Math Monday: Fun Factors!
I’ll never forget a certain afternoon, the first year Naturalist was homeschooling (through the K-12 program) and Golfer was still in Kindergarten. They were both doing Math homework, and they were both crying. Naturalist was in tears because she was staring at a worksheet with dozens of problems left to do, and Golfer was crying because he was staring at a worksheet with dozens of problems that he’d already figured out. Naturalist was pained that she had too much math to do, Golfer was distraught because he didn’t have enough.
I sat at the table thinking that God didn’t give me enough proper instructions on the care and keeping of kids to throw this kind of curveball my way.
Then, I switched Naturalist’s math worksheet over in front of Golfer and told him to have at it.
They both stopped crying. From that day on, Golfer would substitute his patterning math work from Kindergarten with Naturalist’s multiplication work, while Naturalist would happily give it over so she could do his kindergarten stuff.
My kids are yin and yang in so many areas, which helps out sometimes. It wasn’t until that afternoon that I realized just how significant Naturalist’s math inability was, but I couldn’t ignore the fact that she was still at a kindergarten level. Nor could I ignore that Golfer was more than capable of doing 4th grade work…no wonder he was bored at school!
The last 3 years have been a personal quest to find a program that suited both kids…something creative and visual to engage Naturalist’s right brain learning style (offset by a significant case of dyscalculia–a kind of dyslexia, only with numbers.) AND something challenging without a lot of repetition and ‘kill and drill’ to keep Golfer’s quick mind engaged. And by jove, I think I’ve got it!

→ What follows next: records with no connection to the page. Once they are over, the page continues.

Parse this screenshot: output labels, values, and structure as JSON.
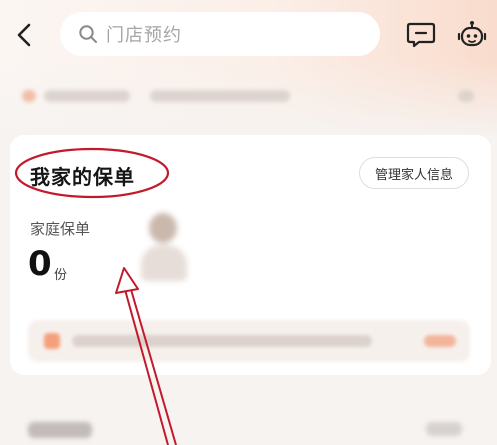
{
  "header": {
    "search_placeholder": "门店预约",
    "icons": [
      "back-arrow-icon",
      "search-icon",
      "message-icon",
      "customer-service-robot-icon"
    ]
  },
  "card": {
    "title": "我家的保单",
    "manage_button_label": "管理家人信息",
    "family_policy_label": "家庭保单",
    "policy_count": "0",
    "policy_count_unit": "份"
  },
  "colors": {
    "annotation": "#c21a2c",
    "header_gradient_end": "#f9dccd"
  }
}
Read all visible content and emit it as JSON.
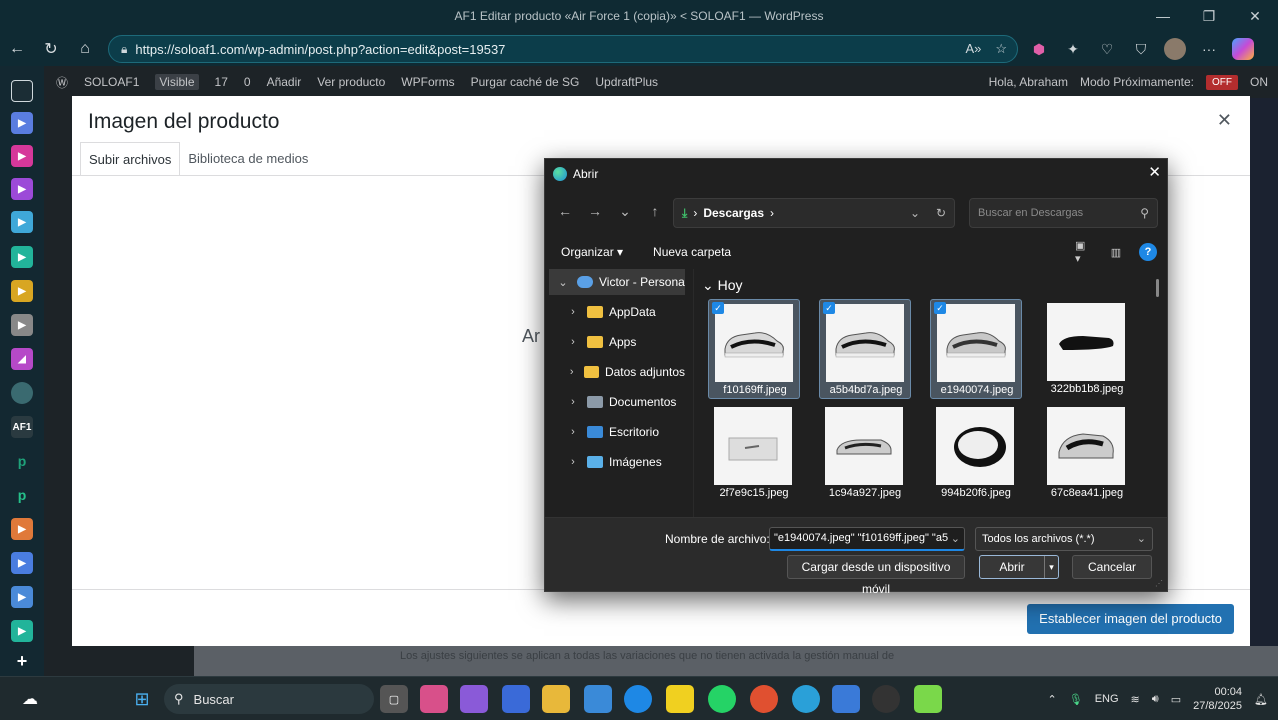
{
  "browser": {
    "window_title": "AF1  Editar producto «Air Force 1 (copia)» < SOLOAF1 — WordPress",
    "url": "https://soloaf1.com/wp-admin/post.php?action=edit&post=19537"
  },
  "wp_admin_bar": {
    "site": "SOLOAF1",
    "visible_badge": "Visible",
    "comments_count": "17",
    "pending_count": "0",
    "add_new": "Añadir",
    "view_product": "Ver producto",
    "wpforms": "WPForms",
    "purge_cache": "Purgar caché de SG",
    "updraft": "UpdraftPlus",
    "greeting": "Hola, Abraham",
    "coming_soon": "Modo Próximamente:",
    "off": "OFF",
    "on": "ON"
  },
  "media_modal": {
    "title": "Imagen del producto",
    "tab_upload": "Subir archivos",
    "tab_library": "Biblioteca de medios",
    "set_button": "Establecer imagen del producto",
    "bg_text": "Ar",
    "bg_notice": "Los ajustes siguientes se aplican a todas las variaciones que no tienen activada la gestión manual de"
  },
  "file_dialog": {
    "title": "Abrir",
    "path": "Descargas",
    "search_placeholder": "Buscar en Descargas",
    "organize": "Organizar",
    "new_folder": "Nueva carpeta",
    "tree": [
      {
        "label": "Victor - Persona",
        "expanded": true
      },
      {
        "label": "AppData"
      },
      {
        "label": "Apps"
      },
      {
        "label": "Datos adjuntos"
      },
      {
        "label": "Documentos"
      },
      {
        "label": "Escritorio"
      },
      {
        "label": "Imágenes"
      }
    ],
    "group_label": "Hoy",
    "files": [
      {
        "name": "f10169ff.jpeg",
        "selected": true
      },
      {
        "name": "a5b4bd7a.jpeg",
        "selected": true
      },
      {
        "name": "e1940074.jpeg",
        "selected": true
      },
      {
        "name": "322bb1b8.jpeg",
        "selected": false
      },
      {
        "name": "2f7e9c15.jpeg",
        "selected": false
      },
      {
        "name": "1c94a927.jpeg",
        "selected": false
      },
      {
        "name": "994b20f6.jpeg",
        "selected": false
      },
      {
        "name": "67c8ea41.jpeg",
        "selected": false
      }
    ],
    "filename_label": "Nombre de archivo:",
    "filename_value": "\"e1940074.jpeg\" \"f10169ff.jpeg\" \"a5",
    "filter": "Todos los archivos (*.*)",
    "upload_mobile": "Cargar desde un dispositivo móvil",
    "open": "Abrir",
    "cancel": "Cancelar"
  },
  "taskbar": {
    "search": "Buscar",
    "language": "ENG",
    "time": "00:04",
    "date": "27/8/2025"
  }
}
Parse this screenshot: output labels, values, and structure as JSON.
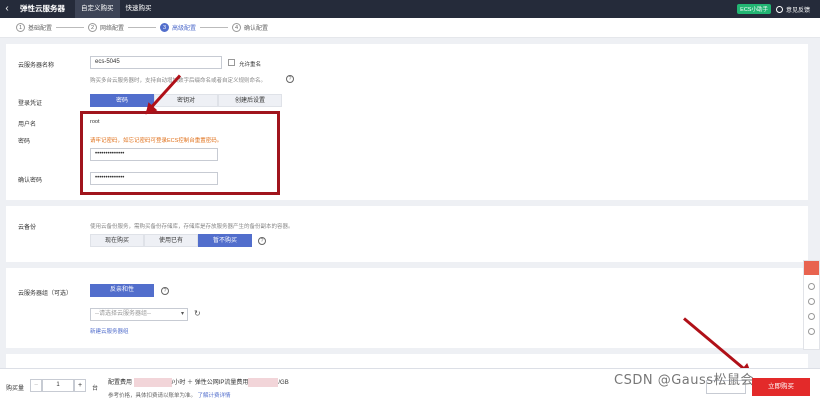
{
  "header": {
    "back_icon": "chevron-left-icon",
    "title": "弹性云服务器",
    "tabs": [
      {
        "label": "自定义购买"
      },
      {
        "label": "快速购买"
      }
    ],
    "badge": "ECS小助手",
    "feedback": "意见反馈"
  },
  "steps": [
    {
      "num": "1",
      "label": "基础配置"
    },
    {
      "num": "2",
      "label": "网络配置"
    },
    {
      "num": "3",
      "label": "高级配置"
    },
    {
      "num": "4",
      "label": "确认配置"
    }
  ],
  "server_name": {
    "label": "云服务器名称",
    "value": "ecs-5045",
    "allow_dup": "允许重名",
    "hint": "购买多台云服务器时，支持自动增加数字后缀命名或者自定义规则命名。"
  },
  "login": {
    "label": "登录凭证",
    "options": [
      "密码",
      "密钥对",
      "创建后设置"
    ],
    "username_label": "用户名",
    "username": "root",
    "password_label": "密码",
    "warning": "请牢记密码，如忘记密码可登录ECS控制台重置密码。",
    "password": "••••••••••••••",
    "confirm_label": "确认密码",
    "confirm": "••••••••••••••"
  },
  "backup": {
    "label": "云备份",
    "hint": "使用云备份服务，需购买备份存储库，存储库是存放服务器产生的备份副本的容器。",
    "options": [
      "现在购买",
      "使用已有",
      "暂不购买"
    ]
  },
  "group": {
    "label": "云服务器组（可选）",
    "button": "反亲和性",
    "select_placeholder": "--请选择云服务器组--",
    "new_link": "新建云服务器组"
  },
  "bottom": {
    "qty_label": "购买量",
    "minus": "−",
    "qty": "1",
    "plus": "+",
    "unit": "台",
    "fee_prefix": "配置费用",
    "fee_mid": "/小时 ＋ 弹性公网IP流量费用",
    "fee_suffix": "/GB",
    "note": "参考价格，具体扣费请以账单为准。",
    "note_link": "了解计费详情",
    "buy": "立即购买",
    "watermark": "CSDN @Gauss松鼠会"
  }
}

The book Family Math (Equals Series)
is a good place to start. Rather than a book with problem after problem to solve, it deals with number concepts and application through games, which is brilliant both for gifted and LD kids.
There are lots of printables, my favorite being the number charts. Lately we’ve been doing a lot on the 25 chart, with the most fun game being one we made up ourselves. You can play along!
What you need to play Fun Factors:
A 25 chart
Even Sassy gets in on the game, by matching what she rolls with the number on the board. But first, she has to color it just right.
Since we made up the rules to this game, it’s pretty loosey goosey, so if you’re going to play make sure you can open up the rules to the suggestions of the people you’re playing with. For us, though, we play like this:
roll the 2 dice,
add up the number. This will be the number on the board that you are trying to find the factors of. If you roll a 6, then mark (using M&M’s, of course!) all the numbers below it that are the factors of 6…1,2, 3, and 6.
the kids quickly realized 12 was the highest number they could roll, but we had numbers up to 25, so they made up the rule that you can double the number you roll. If you rolled that 6 from before, then now you can take 6 and double it to 12. If you roll 12, you can double it to 24. Find and mark all the factors of whatever number you roll.
For a shorter game, play ‘bingo’ style where you only have to get a row across, up and down, or diagonal. My kids always beg to play blackout, where they cover up the board completely, which is fine with me!
I put M&M’s willy nilly on my board to cover the factors, but Naturalist likes to put one color for each different number factors, so she can see the patterns. And there are definately patterns!
It won’t take long for kids to figure out that there are some numbers that can never be rolled. Prime numbers anyone? Now, we automatically use them as free spaces, and my kids can rattle off the prime numbers between 0 and 25.
Since doing this, I notice that even Naturalist, whose grasp on numbers in a bit slippery, will double, triple, or even quadruple numbers to give herself an advantage and cover as many numbers as possible.
And a good time is had by all!